Purée the soup in a blender and strain it through a fine sieve or strainer.  Add the green broccoli purée to the soup and season it with salt and pepper.  Set aside.

In a separate pan, sauté the potatoes in olive oil to cook. Add the broccoli rabe and sauté until it is softened.  Season with salt and pepper.  Add the tomatoes and clams to heat through.  Spoon the vegetables and clams to the soup plate or bowl and pour the broccoli soup around.  Enjoy.

Sweet Potato Pie

Dough Ingredients:
1 cup butter
½ cup sugar
1 teaspoon  salt
1 teaspoon vanilla
1 teaspoon  lemon zest
2 egg yolks
2 ½ cups flour

Filling Ingredients:
3 sweet potatoes, cut in half lengthwise
4 sticks cinnamon
5 star anise
1 orange  quartered
2 tablespoon melted butter

Custard Ingredients:
3 cup crème fraiche
4 whole eggs
1 tablespoon vanilla
2 teaspoon cinnamon
½  teaspoon nutmeg
½  teaspoon salt

Pre-heat the oven to 350 degrees.

For the pie dough,  mix the sugar and butter until it is light and fluffy.  Add the dry ingredients and gently mix.  Incorporate the vanilla, lemon zest and egg yolks.   Form the mixture into a ball and let it rest in the refrigerator for 30 minutes.   With a lightly floured rolling pin on a lightly floured surface, roll the dough out into a quarter inch thick circle. Lightly drape the dough over a 12 inch tart or pie pan. Fit the dough and trim any remaining dough. Cover with parchment paper and let rest in the refrigerator for another half hour. In a pre-heated oven, bake the pie shell covered with parchment paper topped with baking beads (or you can use dry beans or rice) for 12 minutes.

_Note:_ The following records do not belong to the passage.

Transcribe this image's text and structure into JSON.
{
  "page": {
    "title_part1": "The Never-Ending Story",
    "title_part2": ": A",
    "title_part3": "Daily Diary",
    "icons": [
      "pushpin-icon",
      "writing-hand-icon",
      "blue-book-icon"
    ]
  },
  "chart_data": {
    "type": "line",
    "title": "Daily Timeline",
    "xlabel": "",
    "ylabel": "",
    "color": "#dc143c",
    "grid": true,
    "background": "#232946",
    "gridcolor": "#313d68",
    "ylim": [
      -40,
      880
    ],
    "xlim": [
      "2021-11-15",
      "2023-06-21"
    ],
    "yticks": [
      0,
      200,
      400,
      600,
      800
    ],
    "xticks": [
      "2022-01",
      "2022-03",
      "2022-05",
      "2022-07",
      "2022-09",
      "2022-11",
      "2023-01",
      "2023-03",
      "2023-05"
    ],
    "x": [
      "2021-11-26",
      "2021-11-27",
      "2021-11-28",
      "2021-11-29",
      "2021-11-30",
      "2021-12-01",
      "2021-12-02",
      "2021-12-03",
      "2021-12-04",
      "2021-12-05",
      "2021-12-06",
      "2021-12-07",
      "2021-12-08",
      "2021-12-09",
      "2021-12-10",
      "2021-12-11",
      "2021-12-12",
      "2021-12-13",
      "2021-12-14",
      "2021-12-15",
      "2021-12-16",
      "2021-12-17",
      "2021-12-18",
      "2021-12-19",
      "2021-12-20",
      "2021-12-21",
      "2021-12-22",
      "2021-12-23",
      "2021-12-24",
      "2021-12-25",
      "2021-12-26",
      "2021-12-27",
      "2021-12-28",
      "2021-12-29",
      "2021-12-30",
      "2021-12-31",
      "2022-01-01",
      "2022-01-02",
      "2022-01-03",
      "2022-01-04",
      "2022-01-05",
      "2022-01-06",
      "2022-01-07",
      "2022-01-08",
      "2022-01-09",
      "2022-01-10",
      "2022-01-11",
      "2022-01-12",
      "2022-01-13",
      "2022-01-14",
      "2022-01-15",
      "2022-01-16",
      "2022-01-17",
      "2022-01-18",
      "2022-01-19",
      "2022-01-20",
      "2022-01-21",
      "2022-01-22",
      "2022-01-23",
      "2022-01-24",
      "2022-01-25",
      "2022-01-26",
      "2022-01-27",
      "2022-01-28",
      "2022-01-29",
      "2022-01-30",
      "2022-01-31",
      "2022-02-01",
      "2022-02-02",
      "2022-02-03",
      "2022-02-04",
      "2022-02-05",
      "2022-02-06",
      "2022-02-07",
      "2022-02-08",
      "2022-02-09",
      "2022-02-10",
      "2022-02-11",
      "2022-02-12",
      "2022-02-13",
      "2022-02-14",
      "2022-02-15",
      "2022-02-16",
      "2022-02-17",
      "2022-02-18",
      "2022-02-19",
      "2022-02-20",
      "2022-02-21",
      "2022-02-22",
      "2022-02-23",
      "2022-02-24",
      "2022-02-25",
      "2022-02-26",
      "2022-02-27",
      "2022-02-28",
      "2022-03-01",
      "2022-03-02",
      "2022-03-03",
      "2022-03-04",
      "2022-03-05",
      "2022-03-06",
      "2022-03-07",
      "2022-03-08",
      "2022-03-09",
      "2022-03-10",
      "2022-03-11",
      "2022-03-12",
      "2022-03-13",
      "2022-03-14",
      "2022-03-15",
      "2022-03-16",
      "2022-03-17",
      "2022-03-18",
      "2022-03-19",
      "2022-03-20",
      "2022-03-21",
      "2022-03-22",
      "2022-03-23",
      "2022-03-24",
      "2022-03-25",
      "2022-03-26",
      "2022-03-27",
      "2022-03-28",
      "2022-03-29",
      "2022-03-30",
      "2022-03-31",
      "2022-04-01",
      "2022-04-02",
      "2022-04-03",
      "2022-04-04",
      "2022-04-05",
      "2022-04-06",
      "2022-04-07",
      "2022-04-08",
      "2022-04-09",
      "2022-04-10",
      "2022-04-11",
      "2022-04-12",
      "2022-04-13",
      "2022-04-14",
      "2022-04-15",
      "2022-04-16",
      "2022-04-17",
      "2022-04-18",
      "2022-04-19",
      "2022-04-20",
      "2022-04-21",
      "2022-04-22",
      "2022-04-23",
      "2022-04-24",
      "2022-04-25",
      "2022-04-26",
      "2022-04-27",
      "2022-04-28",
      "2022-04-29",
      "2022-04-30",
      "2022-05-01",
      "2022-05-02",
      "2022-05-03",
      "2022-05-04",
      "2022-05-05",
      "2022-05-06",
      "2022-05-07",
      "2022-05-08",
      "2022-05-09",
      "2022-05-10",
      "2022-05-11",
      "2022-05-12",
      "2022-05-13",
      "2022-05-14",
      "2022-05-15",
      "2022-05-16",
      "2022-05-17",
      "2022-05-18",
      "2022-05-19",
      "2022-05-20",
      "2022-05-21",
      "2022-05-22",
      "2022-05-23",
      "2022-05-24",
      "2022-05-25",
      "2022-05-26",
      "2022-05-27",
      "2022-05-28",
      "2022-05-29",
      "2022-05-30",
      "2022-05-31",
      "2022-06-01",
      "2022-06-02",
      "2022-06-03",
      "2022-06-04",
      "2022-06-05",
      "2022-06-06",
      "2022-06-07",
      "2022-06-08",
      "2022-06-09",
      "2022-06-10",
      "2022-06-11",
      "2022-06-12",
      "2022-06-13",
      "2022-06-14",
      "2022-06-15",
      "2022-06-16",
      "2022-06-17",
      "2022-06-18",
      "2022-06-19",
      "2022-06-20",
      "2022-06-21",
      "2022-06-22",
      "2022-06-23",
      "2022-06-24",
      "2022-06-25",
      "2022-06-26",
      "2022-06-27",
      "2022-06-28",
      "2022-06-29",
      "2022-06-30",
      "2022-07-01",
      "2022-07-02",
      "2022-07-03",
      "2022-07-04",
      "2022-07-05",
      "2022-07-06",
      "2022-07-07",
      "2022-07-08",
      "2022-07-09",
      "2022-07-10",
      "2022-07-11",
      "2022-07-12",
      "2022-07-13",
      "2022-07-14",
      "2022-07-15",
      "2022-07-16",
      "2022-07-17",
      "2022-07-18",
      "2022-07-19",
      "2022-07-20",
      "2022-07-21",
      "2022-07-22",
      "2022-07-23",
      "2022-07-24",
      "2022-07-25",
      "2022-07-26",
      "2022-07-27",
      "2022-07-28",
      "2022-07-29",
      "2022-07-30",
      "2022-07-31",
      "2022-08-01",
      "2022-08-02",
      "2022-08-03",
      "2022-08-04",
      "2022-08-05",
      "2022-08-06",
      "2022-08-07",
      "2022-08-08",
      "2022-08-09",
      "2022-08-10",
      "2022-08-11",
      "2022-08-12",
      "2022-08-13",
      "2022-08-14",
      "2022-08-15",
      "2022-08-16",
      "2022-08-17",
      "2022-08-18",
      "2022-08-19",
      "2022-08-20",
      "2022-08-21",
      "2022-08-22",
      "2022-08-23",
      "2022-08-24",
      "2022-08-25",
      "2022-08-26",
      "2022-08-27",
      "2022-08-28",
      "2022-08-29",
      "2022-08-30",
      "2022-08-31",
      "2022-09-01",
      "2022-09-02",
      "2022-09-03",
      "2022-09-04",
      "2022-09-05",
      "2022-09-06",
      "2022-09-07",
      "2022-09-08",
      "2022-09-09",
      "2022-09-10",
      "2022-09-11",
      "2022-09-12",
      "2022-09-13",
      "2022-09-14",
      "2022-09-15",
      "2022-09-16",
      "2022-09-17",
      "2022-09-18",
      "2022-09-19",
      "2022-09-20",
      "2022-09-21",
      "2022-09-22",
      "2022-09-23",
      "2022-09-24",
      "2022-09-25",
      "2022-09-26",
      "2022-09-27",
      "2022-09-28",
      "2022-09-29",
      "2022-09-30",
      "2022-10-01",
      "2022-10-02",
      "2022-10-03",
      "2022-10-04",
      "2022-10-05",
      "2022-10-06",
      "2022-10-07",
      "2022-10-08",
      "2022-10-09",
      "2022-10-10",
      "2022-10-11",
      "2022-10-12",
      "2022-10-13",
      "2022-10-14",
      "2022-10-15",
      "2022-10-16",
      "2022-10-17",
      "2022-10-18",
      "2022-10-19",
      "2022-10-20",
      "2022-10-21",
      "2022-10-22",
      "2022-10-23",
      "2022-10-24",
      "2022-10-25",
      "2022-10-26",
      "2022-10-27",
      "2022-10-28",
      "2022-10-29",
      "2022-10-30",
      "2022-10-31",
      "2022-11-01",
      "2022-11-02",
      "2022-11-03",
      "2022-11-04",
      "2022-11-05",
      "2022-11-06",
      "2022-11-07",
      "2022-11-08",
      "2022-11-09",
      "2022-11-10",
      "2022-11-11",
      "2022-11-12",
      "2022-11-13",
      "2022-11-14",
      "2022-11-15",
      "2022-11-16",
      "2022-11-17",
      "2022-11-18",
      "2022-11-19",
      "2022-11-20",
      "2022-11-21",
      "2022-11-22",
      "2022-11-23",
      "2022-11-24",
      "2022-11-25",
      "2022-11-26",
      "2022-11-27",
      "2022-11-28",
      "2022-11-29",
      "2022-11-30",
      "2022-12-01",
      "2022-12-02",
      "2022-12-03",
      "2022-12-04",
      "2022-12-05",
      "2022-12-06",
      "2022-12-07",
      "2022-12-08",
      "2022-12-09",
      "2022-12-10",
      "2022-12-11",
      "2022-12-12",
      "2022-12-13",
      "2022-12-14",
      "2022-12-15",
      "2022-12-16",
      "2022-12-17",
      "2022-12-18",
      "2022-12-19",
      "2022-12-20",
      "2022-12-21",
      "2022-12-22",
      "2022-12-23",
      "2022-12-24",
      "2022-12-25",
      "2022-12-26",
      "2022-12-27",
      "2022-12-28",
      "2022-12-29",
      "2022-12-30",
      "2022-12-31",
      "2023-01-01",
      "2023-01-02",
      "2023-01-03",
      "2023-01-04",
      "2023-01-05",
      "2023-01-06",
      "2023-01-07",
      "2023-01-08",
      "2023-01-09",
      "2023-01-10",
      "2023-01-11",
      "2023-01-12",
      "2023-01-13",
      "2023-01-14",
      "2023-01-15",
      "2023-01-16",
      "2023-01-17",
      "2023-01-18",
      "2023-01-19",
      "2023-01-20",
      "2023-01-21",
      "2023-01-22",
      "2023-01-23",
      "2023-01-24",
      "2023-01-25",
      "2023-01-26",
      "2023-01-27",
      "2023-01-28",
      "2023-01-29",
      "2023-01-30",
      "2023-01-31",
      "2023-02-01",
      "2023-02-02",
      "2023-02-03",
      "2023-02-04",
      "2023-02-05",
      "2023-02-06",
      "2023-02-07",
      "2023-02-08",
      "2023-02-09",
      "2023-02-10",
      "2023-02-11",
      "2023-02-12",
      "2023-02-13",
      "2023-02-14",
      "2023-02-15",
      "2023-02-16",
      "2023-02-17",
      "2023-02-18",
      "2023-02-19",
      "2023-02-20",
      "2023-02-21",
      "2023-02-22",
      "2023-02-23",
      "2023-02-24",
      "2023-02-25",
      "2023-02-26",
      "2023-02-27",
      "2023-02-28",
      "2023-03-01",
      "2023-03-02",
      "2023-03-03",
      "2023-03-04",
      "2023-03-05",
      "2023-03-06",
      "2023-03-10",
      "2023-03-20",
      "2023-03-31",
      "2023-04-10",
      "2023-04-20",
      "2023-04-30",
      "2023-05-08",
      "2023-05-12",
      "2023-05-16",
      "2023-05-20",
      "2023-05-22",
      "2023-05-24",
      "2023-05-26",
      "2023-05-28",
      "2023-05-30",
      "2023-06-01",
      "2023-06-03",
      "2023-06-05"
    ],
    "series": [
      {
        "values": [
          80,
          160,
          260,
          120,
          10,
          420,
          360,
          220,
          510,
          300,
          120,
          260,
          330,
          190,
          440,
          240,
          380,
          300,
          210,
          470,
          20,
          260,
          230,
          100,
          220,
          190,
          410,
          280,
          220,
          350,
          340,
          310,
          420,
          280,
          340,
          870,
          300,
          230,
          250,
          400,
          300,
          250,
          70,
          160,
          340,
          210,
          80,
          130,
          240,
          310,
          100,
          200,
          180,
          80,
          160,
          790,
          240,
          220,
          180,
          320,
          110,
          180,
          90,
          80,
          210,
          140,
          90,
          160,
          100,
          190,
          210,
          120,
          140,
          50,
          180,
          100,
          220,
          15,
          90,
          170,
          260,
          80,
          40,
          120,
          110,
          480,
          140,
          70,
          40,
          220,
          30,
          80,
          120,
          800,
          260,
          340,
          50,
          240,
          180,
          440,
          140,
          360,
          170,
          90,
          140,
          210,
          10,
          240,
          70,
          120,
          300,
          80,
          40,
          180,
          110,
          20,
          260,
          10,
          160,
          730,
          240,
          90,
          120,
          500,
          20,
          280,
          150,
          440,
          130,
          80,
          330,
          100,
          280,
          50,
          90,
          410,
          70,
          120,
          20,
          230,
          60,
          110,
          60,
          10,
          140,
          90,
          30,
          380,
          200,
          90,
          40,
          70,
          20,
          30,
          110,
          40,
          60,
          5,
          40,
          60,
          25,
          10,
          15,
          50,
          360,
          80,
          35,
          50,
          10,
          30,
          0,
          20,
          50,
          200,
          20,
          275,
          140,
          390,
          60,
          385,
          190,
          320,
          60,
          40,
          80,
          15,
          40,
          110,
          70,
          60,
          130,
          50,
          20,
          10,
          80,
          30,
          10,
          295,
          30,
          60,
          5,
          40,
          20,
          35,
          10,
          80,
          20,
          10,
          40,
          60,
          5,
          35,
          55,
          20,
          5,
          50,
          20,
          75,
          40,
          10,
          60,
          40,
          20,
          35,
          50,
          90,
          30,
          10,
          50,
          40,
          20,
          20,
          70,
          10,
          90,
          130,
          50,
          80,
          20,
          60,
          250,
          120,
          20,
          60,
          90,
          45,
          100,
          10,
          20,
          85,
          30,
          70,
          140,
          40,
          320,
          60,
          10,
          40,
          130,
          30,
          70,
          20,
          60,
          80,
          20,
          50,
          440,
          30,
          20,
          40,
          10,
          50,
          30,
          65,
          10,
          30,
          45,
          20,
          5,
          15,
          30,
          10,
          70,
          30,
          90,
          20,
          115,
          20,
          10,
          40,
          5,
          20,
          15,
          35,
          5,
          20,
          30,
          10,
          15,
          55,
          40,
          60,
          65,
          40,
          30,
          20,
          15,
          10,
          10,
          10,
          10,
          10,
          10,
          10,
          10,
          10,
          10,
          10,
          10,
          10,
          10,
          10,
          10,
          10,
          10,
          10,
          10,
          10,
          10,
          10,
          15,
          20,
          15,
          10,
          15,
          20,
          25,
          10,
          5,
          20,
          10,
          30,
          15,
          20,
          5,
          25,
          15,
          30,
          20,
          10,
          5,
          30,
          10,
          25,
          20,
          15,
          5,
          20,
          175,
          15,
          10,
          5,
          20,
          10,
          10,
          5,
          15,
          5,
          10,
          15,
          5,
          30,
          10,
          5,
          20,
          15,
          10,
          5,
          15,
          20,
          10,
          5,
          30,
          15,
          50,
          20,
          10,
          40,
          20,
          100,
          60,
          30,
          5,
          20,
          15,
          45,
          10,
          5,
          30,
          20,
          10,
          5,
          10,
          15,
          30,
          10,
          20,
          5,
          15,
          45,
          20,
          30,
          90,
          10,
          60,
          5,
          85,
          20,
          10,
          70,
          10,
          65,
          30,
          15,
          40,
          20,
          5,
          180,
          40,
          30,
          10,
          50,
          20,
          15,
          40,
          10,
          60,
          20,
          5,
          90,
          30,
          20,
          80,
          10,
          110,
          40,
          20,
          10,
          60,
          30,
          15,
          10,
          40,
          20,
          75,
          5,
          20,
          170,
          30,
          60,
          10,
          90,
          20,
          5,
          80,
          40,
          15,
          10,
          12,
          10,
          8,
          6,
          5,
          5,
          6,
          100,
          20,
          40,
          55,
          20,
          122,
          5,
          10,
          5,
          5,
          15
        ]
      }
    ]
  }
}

For the filling,  place the sweet potatoes, cinnamon, star anise and orange on a baking sheet and drizzle the melted butter over everything. Bake at 350 degrees until the sweet potatoes are tender.  Scoop out the potatoes and pass it through a sieve or strainer so it turns into a potato purée.  Discard the spices and orange. Set the potato purée aside to cool. 

Mix all the custard ingredients until blended and fold it into the potato purée until fully blended. Pour this mixture into the cooked tart shell and finish cooking until set, about 35 minutes.

Honey Meringue Topping:
3 egg whites
2 cups honey reduced by half

Whip the egg whites until stiff and incorporate the hot reduced honey. Top the cooked sweet potato pie and broil until the meringue gets a toasted color.  Enjoy.

Cristeta Comerford is White House Executive Chef